Of course, even though my fear never vanishes, things are easier now. Because these days, I know that other terrified people (maybe you’re one of them) are walking right beside me. People who’ve joined my tribe of hardy Wayfinder Life Coaches, or ripped open their souls for the Write Into Light course, or started their own books.

I won’t tell you that you can’t get hurt doing this. You can get devastated. It’s happened to me a hundred times. It’s happened to everyone who follows love right into fear. Too bad. Try it anyway. Climb out from under the bed. Spit out your last mouse tail. Grab one of our clammy, shaking hands, find a fear—got it?—and forward march.


6 replies
  1. Laura
    Laura says:

    I'm very glad I read this post this morning. Both of my examiners' reports have just come back for my PhD thesis and I'm scared witless. A lot of blood, sweat and tears have gone into this thing over the last four years and, as a mad woman writing a thesis on madness, I had to 'out' myself in the course of shaping the project. I'm feeling vulnerable as all get out, and I might well be devastated by what my examiners have to say. But still – so very glad I chose to do it, as scary as it was. Thanks very much for this timely post Martha. It feels like a good ally right now.

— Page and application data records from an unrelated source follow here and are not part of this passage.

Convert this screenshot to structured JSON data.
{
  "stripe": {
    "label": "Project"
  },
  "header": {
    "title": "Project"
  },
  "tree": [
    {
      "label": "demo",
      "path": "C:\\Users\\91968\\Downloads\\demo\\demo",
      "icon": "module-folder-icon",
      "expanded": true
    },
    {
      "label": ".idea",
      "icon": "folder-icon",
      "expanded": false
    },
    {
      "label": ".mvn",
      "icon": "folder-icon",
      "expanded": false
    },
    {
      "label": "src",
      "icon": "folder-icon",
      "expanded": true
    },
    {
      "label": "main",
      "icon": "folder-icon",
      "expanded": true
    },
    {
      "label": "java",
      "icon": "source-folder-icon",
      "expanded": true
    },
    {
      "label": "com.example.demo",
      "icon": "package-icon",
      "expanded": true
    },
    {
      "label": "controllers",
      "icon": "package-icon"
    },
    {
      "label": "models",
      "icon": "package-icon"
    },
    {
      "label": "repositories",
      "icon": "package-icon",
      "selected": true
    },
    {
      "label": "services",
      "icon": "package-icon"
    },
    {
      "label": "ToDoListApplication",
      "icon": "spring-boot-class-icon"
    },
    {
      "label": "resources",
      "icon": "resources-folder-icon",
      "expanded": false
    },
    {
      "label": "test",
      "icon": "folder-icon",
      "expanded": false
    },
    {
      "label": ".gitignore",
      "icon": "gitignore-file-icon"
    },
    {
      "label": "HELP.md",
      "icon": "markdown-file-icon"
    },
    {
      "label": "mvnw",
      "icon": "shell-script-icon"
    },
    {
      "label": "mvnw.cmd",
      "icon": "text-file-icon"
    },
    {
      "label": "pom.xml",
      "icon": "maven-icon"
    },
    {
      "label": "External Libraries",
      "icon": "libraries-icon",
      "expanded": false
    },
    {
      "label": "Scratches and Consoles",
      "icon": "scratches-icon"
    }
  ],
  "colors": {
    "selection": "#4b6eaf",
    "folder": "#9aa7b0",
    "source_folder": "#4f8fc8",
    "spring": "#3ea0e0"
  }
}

  2. Mary Ann
    Mary Ann says:

    I'm shaking as I write this, my gratitude for your book that I finished last night, Leaving the Saints. Terrifying and edifying I read it for a few nights before I went to sleep. I'm 66 1/2 and have just completed the last time I accept abuse from every original family member. Their church, and the church I was raised in was the Reorganized LDS. My story parallels yours. I woke up this morning feeling petrified of living. I realize that feeling is the one I had since birth due to the relentless horrific scapegoating I dealt with every day. The only thing that works for me is going toward the fear. Feeling the feelings. Challenging them as best I can and embracing my vulnerability. Your book sent healing shock-waves through my body and mind. Thank you for your deep brave contribution to people like me and your contribution for the entire world.

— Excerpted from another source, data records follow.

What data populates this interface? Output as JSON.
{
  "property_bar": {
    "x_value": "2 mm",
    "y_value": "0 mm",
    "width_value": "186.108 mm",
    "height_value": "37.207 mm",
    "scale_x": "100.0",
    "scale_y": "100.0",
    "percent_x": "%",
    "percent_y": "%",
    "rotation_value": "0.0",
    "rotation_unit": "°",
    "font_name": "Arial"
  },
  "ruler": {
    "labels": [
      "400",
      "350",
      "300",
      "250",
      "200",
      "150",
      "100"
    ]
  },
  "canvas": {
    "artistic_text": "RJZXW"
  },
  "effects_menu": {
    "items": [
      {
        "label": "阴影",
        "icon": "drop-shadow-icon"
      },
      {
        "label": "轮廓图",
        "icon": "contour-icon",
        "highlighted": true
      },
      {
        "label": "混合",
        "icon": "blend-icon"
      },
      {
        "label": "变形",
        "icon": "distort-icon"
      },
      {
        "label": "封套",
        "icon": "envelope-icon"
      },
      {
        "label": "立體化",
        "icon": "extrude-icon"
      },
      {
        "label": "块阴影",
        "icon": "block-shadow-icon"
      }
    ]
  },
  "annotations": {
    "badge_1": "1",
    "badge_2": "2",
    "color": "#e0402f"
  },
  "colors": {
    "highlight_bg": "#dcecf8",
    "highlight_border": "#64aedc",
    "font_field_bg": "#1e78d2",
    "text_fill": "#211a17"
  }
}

    • Carole
      Carole says:

      Wow Mary Ann! Thank you for writing this! I am almost 65 & have lived a life of scapegoating. I don’t think anyone can understand the utter devastation unless they have experienced it themselves. I really needed to read what you wrote & know that it isn’t only me.

  3. Beverly Holzinger
    Beverly Holzinger says:

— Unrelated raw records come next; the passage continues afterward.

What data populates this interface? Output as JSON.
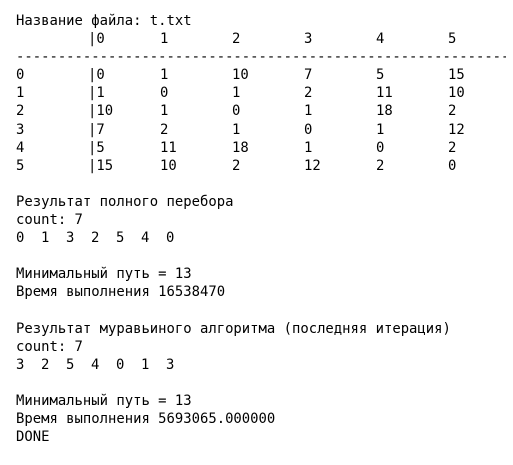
{
  "file_line": "Название файла: t.txt",
  "matrix": {
    "header": [
      "",
      "|0",
      "1",
      "2",
      "3",
      "4",
      "5"
    ],
    "divider": "-----------------------------------------------------------------",
    "rows": [
      [
        "0",
        "|0",
        "1",
        "10",
        "7",
        "5",
        "15"
      ],
      [
        "1",
        "|1",
        "0",
        "1",
        "2",
        "11",
        "10"
      ],
      [
        "2",
        "|10",
        "1",
        "0",
        "1",
        "18",
        "2"
      ],
      [
        "3",
        "|7",
        "2",
        "1",
        "0",
        "1",
        "12"
      ],
      [
        "4",
        "|5",
        "11",
        "18",
        "1",
        "0",
        "2"
      ],
      [
        "5",
        "|15",
        "10",
        "2",
        "12",
        "2",
        "0"
      ]
    ]
  },
  "brute_force": {
    "title": "Результат полного перебора",
    "count": "count: 7",
    "path": [
      "0",
      "1",
      "3",
      "2",
      "5",
      "4",
      "0"
    ],
    "min_path": "Минимальный путь = 13",
    "time": "Время выполнения 16538470"
  },
  "ant": {
    "title": "Результат муравьиного алгоритма (последняя итерация)",
    "count": "count: 7",
    "path": [
      "3",
      "2",
      "5",
      "4",
      "0",
      "1",
      "3"
    ],
    "min_path": "Минимальный путь = 13",
    "time": "Время выполнения 5693065.000000"
  },
  "done": "DONE"
}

    My first time on your blog though I have read all your books. This blog resonated with me. Thank you.
    I am 70 and have decided it's now or never to get down to one of my passions – painting. I have 'dabbled' for years but never felt any good at it, so have decided whether anyone likes what I paint or not, I AM DOING IT FOR MYSELF. What a freedom this has given me. I've climbed out from under the bed and am going to express myself in whichever style and medium I choose. Beverly. Johannesburg.


Leave a Reply

Want to join the discussion?
Feel free to contribute!

Leave a Reply

Your email address will not be published. Required fields are marked *